*** Block opens ***

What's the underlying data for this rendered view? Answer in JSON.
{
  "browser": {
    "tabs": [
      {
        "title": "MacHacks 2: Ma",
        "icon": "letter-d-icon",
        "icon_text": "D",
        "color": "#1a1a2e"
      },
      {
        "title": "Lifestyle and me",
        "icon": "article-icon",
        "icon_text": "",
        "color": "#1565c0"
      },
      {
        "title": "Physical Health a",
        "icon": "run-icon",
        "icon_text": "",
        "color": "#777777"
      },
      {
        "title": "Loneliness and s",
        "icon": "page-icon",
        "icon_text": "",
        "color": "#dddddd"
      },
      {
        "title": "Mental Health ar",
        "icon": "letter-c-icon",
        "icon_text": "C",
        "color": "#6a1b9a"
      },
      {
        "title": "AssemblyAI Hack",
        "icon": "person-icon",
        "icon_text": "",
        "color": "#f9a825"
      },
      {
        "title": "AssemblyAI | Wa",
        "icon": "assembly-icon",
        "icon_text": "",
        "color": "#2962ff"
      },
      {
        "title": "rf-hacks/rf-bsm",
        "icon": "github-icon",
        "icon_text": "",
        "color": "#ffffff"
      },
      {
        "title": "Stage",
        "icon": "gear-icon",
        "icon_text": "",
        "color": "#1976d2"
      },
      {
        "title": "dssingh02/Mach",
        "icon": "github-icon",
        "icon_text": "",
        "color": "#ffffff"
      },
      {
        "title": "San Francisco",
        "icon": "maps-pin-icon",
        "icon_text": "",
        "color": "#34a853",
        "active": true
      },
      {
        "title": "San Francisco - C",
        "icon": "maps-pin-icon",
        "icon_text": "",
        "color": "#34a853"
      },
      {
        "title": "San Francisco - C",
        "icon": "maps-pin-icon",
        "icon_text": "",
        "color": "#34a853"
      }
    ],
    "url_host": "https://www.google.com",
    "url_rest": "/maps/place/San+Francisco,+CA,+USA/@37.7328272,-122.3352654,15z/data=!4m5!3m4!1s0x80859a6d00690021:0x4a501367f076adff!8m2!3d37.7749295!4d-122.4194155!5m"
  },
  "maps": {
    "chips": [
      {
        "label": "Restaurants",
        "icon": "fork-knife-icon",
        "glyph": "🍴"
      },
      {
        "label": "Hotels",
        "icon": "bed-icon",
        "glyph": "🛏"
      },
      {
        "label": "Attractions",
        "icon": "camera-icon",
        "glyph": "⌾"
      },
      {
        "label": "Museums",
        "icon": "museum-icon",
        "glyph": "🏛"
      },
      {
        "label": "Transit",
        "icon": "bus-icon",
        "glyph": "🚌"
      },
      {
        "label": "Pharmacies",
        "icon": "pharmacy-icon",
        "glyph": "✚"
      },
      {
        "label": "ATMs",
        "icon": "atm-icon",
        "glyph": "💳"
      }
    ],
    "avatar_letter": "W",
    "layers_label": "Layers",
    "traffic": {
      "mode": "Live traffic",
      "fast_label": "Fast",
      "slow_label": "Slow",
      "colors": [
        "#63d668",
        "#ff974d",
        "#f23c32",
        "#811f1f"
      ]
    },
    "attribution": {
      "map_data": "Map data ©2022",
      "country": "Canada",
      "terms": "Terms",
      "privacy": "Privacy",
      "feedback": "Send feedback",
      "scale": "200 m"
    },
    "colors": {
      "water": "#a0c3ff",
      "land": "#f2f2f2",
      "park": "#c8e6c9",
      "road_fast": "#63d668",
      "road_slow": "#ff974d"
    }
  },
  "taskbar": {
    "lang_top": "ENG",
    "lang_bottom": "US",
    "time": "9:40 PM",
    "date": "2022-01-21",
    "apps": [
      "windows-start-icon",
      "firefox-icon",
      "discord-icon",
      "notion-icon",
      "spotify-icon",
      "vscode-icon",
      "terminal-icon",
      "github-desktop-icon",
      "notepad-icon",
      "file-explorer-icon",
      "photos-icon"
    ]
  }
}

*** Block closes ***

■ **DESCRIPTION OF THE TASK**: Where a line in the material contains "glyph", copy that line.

■ **WRITTEN SOLUTION**:
        "glyph": "🍴"
        "glyph": "🛏"
        "glyph": "⌾"
        "glyph": "🏛"
        "glyph": "🚌"
        "glyph": "✚"
        "glyph": "💳"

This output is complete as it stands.